Proposals needed to address dumping

A dump site borders the backyards of houses in Hengelaar Street.

A Beacon Valley NGO is calling on the City of Cape Town to engage with them on how best to curb dumping and encourage residents to take ownership of public open spaces.

A Hengelaar Street resident, who refused to be named and whose backyard faces a field, said it was last cleaned in February and not only is there a stench coming from the field, but also an infestation of flies.

He told the Plainsman that, about seven years ago, his vibracrete wall had been damaged by a frontloader, which was used to clear the field.

Founder and director of Nehemiah Call Initiative, Pastor Dean Ramjoomia, said the dumping was a health hazard and that as soon as the field was cleaned people would just dump again.

“It is a cycle and all of this is on us,” he said.

Mr Ramjoomia said millions of rands were spent on cleaning the area, money which could be better spent on supporting residents to keep it clean, plant gardens, use it for sport activities and maintain the open spaces.

He is preparing a report on parks, open spaces and fields in Beacon Valley in a bid to get the City to evaluate and assess what is working to encourage community involvement to keep the area clean.

Mr Ramjoomia said he had a list of nine “serial dumpers” who were prepared to rehabilitate themselves and contribute to keeping their community clean. These people, he said, were paid by contractors to dump builders’ rubble.

He would like to determine the extent of the problem and how much money had been spent on parks or playground upgrades over the past few years in wards 79 and 116.

Mr Ramjoomia said these questions should be answered by both Solomon Philander, chairman of Wolfgat Sub-council and councillor for Ward 79, which includes parts of Beacon Valley; and Michael Pietersen, councillor for Ward 116, which includes Montrose Park/ The Farm, Montclair, parts of Beacon Valley and Mandalay and which forms part of Sub-council 9, in Khayelitsha.

He questioned money spent on maintenance, repairs and payments to Expanded Public Works Programme (EPWP) employees.

He said better use of the spaces could improve food security, encourage sustainable use of the space, displace crime and create safe spaces for children to play.

Mr Pietersen agreed that dumping in the ward was a challenge which had been made worse by the national Covid-19 lockdown.

He said most of the department were not operational because their services were not deemed essential or because staff were being quarantined.

Mr Pietersen said the pandemic had also delayed procurement, supply and tender processes.

However, he said: “I will support any proposal from the community to take ownership of the open spaces and parks to create food gardens.”

Mr Pietersen said if anyone notices dumping and knows the culprits he would take law enforcement officers to have them fined.

Xanthea Limberg, mayoral committee member for water and waste, said they had experienced challenges with cleansing recently, due to a combination of delays in appointing contractors and Covid-19 mitigation measures.

“The contract delay has now been resolved and clearing of illegal dumping hot spots is now resuming,” she said, and apologised for any inconvenience caused.

Ms Limberg added that illegal dumping was a city-wide problem.

The City budgets R110 million to R120 million each year to clear approximately 2 900 large dumping hot spots across the city.

Any person found to be dumping illegally can be fined up to R5 000 and have his or her vehicle impounded.
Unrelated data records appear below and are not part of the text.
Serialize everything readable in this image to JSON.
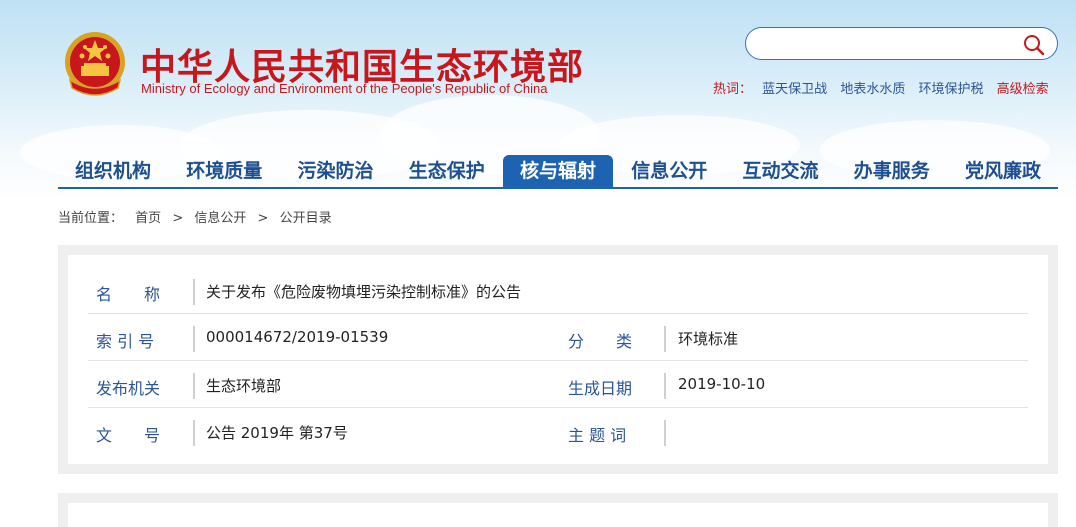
{
  "header": {
    "title_cn": "中华人民共和国生态环境部",
    "title_en": "Ministry of Ecology and Environment of the People's Republic of China",
    "emblem": "national-emblem-icon"
  },
  "search": {
    "placeholder": "",
    "value": "",
    "icon": "search-icon"
  },
  "hotwords": {
    "label": "热词：",
    "items": [
      "蓝天保卫战",
      "地表水水质",
      "环境保护税"
    ],
    "advanced": "高级检索"
  },
  "nav": {
    "items": [
      "组织机构",
      "环境质量",
      "污染防治",
      "生态保护",
      "核与辐射",
      "信息公开",
      "互动交流",
      "办事服务",
      "党风廉政"
    ],
    "active_index": 4
  },
  "breadcrumb": {
    "label": "当前位置：",
    "items": [
      "首页",
      "信息公开",
      "公开目录"
    ],
    "separator": ">"
  },
  "info": {
    "name_label": "名　　称",
    "name_value": "关于发布《危险废物填埋污染控制标准》的公告",
    "index_label": "索 引 号",
    "index_value": "000014672/2019-01539",
    "category_label": "分　　类",
    "category_value": "环境标准",
    "issuer_label": "发布机关",
    "issuer_value": "生态环境部",
    "date_label": "生成日期",
    "date_value": "2019-10-10",
    "docno_label": "文　　号",
    "docno_value": "公告 2019年 第37号",
    "subject_label": "主 题 词",
    "subject_value": ""
  },
  "colors": {
    "brand_red": "#c8161d",
    "nav_blue": "#1d63b1",
    "label_blue": "#2b5596"
  }
}
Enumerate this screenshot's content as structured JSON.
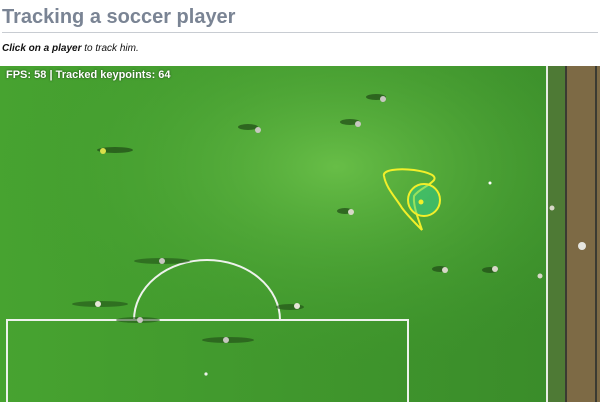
{
  "page": {
    "title": "Tracking a soccer player",
    "instructions_strong": "Click on a player",
    "instructions_rest": " to track him."
  },
  "hud": {
    "fps_label": "FPS:",
    "fps": "58",
    "separator": "|",
    "keypoints_label": "Tracked keypoints:",
    "keypoints": "64"
  },
  "colors": {
    "title": "#7a8494",
    "pitch": "#3f9a2c",
    "pitch_light": "#56b43a",
    "track_overlay": "#f2ef2a",
    "track_fill": "#2fd39a"
  },
  "icons": {
    "player_marker": "player-icon",
    "track_circle": "tracking-circle-icon"
  }
}
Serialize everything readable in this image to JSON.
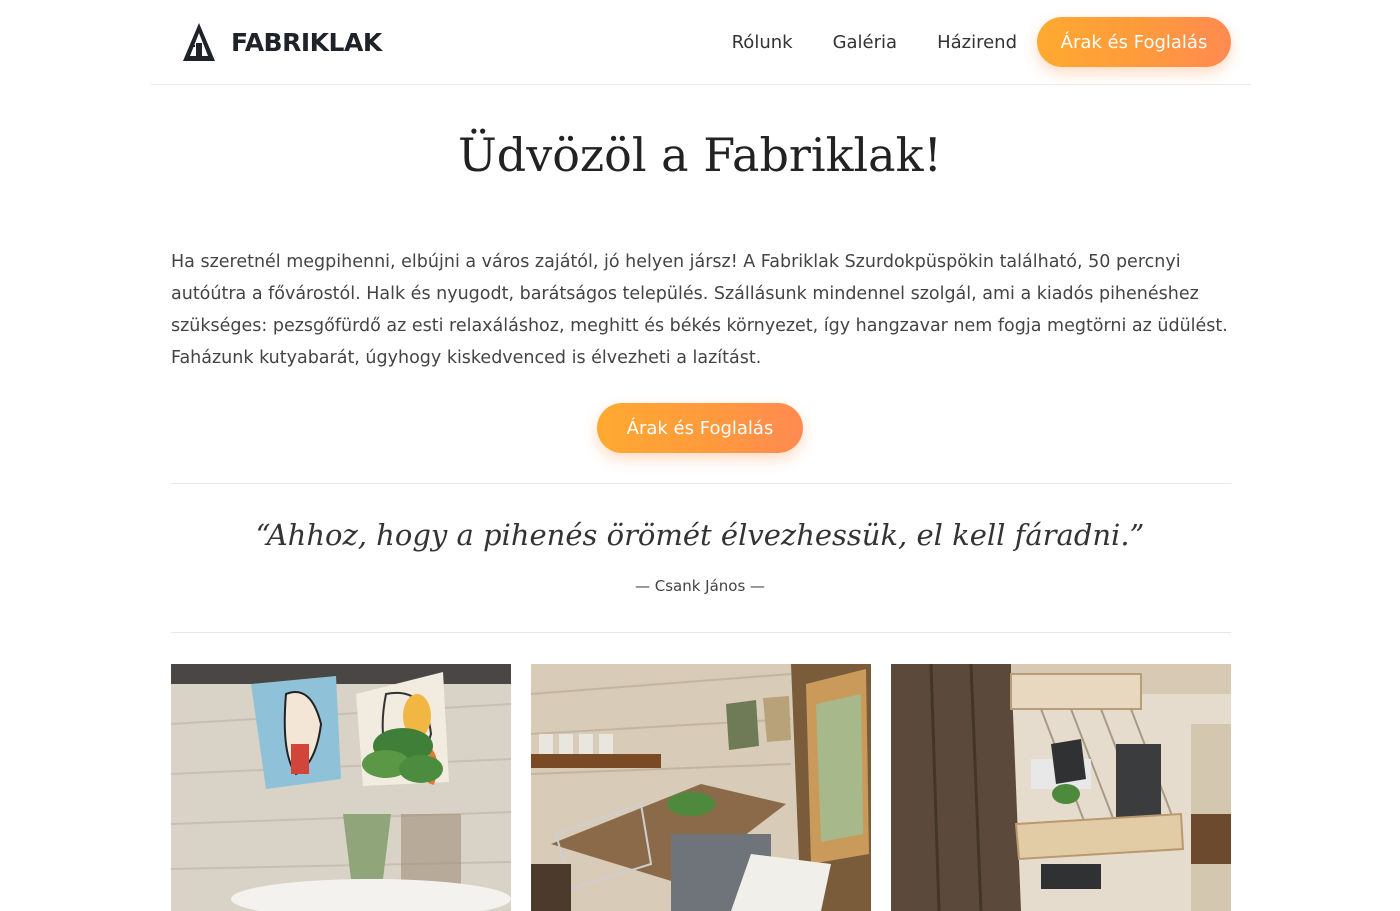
{
  "brand": {
    "name": "FABRIKLAK",
    "logo_icon": "house-a-logo-icon"
  },
  "nav": {
    "links": [
      "Rólunk",
      "Galéria",
      "Házirend"
    ],
    "cta": "Árak és Foglalás"
  },
  "hero": {
    "title": "Üdvözöl a Fabriklak!",
    "paragraph": "Ha szeretnél megpihenni, elbújni a város zajától, jó helyen jársz! A Fabriklak Szurdokpüspökin található, 50 percnyi autóútra a fővárostól. Halk és nyugodt, barátságos település. Szállásunk mindennel szolgál, ami a kiadós pihenéshez szükséges: pezsgőfürdő az esti relaxáláshoz, meghitt és békés környezet, így hangzavar nem fogja megtörni az üdülést. Faházunk kutyabarát, úgyhogy kiskedvenced is élvezheti a lazítást.",
    "cta": "Árak és Foglalás"
  },
  "quote": {
    "text": "“Ahhoz, hogy a pihenés örömét élvezhessük, el kell fáradni.”",
    "author": "— Csank János —"
  },
  "gallery": [
    "wall-art-plant-photo",
    "kitchen-interior-photo",
    "loft-interior-photo"
  ],
  "colors": {
    "accent_start": "#ffa931",
    "accent_end": "#ff8a52",
    "text": "#333333",
    "divider": "#e8e8e8"
  }
}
Impounded vehicles are also subject to a release fee of R8 426 for the first impoundment, and this escalates thereafter.

Ms Limberg said: “The only way in which this problem can ever be resolved for good is if residents call each other out when they see or hear of this practice taking place, and let others know that it won’t be tolerated by the broader community.”

She said the City was open to hearing more about the proposal by the community that would foster shared accountability for open spaces.

Jobseeker forms can be collected and submitted at Wolfgat Sub-council office, Lentegeur administrative building, corner of Melkbos Street and Merrydale Avenue or Sub-council 9 at Site B Khayelitsha Shopping Centre.

Illegal dumpers and their relevant details can be reported on 021 400 6157 or email solidwaste.bylaw@capetown.gov.za Requests for clearing dumping can be submitted to the City’s call centre on 086 010 3089.